## Source data
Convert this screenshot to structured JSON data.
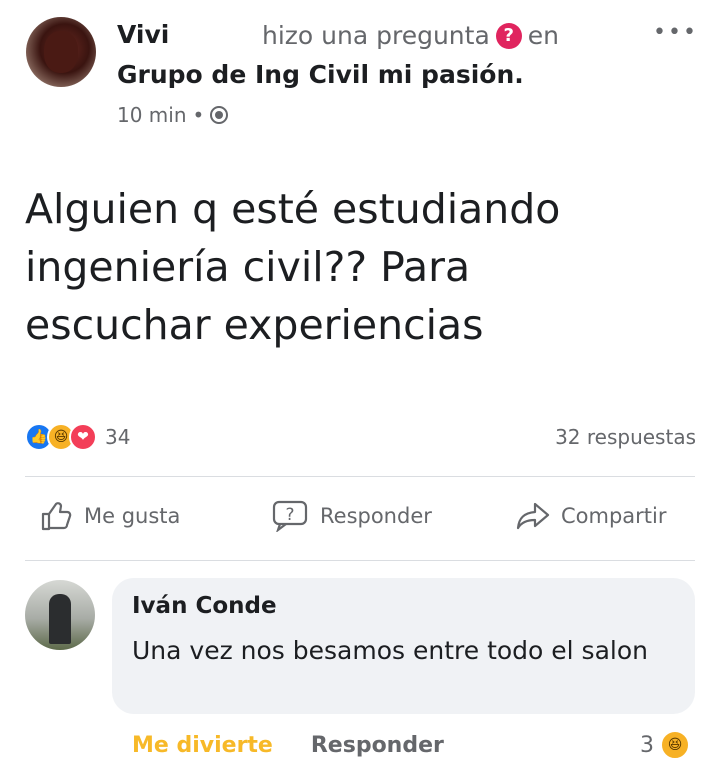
{
  "post": {
    "author": "Vivi",
    "action_text": "hizo una pregunta",
    "action_icon": "question-badge-icon",
    "action_suffix": "en",
    "group": "Grupo de Ing Civil mi pasión.",
    "time": "10 min",
    "separator": "•",
    "privacy_icon": "globe-icon",
    "more_label": "•••",
    "text": "Alguien q esté estudiando\ningeniería civil?? Para\nescuchar experiencias"
  },
  "stats": {
    "reaction_icons": [
      "like-icon",
      "haha-icon",
      "love-icon"
    ],
    "reaction_count": "34",
    "responses": "32 respuestas"
  },
  "actions": {
    "like": "Me gusta",
    "reply": "Responder",
    "share": "Compartir"
  },
  "comment": {
    "author": "Iván Conde",
    "text": "Una vez nos besamos entre todo el salon",
    "reaction_label": "Me divierte",
    "reply_label": "Responder",
    "reaction_count": "3",
    "reaction_icon": "haha-icon"
  },
  "colors": {
    "like_blue": "#1877f2",
    "haha_yellow": "#f7b928",
    "love_red": "#f33e58",
    "question_pink": "#e0245e",
    "muted_text": "#65676b"
  }
}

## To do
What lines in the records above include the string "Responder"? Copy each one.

## Your solution
    "reply": "Responder",
    "reply_label": "Responder",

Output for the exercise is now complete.